Objective: To investigate the effect of workplace neck/shoulder strength training with and without regular supervision on neck/shoulder pain and headache among office workers.
Method: A 20-week cluster randomized controlled trial among 351 office workers was randomized into three groups: two training groups with the same total amount of planned exercises three times per week (1) with supervision (3WS) throughout the intervention period, (2) with minimal supervision (3MS) only initially, and (3) a reference group (REF). Main outcome is self-reported pain intensity in neck and shoulder (scale 0-9) and headache (scale 0-10).
Results: Intention-to-treat analyses showed a significant decrease in neck pain intensity the last 7 days in 3MS compared with REF: -0.5 ± 0.2 (P < 0.02) and a tendency for 3WS versus REF: -0.4 ± 0.2 (P < 0.07). Intensity of headache the last month decreased in both training groups: 3WS versus REF: -1.1 ± 0.2 (P < 0.001) and 3MS versus REF: -1.1 ± 0.2 (P < 0.001). Additionally, days of headache decreased 1.0 ± 0.5 in 3WS and 1.3 ± 0.5 in 3MS versus REF. There were no differences between the two training groups for any of the variables.

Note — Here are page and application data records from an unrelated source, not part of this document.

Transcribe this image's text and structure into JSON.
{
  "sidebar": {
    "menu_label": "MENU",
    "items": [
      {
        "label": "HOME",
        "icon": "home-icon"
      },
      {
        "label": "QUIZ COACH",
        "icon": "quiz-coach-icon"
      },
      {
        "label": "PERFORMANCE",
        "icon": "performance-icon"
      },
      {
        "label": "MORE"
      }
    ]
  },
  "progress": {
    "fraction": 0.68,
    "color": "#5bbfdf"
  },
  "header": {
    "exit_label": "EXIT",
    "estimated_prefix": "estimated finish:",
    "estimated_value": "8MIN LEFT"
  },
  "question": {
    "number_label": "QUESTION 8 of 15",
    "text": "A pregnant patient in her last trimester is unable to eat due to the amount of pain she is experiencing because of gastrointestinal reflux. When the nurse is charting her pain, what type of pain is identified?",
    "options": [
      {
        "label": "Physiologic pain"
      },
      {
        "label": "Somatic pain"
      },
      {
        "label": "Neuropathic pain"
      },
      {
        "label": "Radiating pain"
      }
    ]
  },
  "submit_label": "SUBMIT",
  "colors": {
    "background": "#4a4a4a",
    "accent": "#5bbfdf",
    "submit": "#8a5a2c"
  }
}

Conclusion: Neck/shoulder training at the workplace reduced neck pain and headache among office workers independently of the extent of supervision. This finding has important practical implications for future workplace interventions.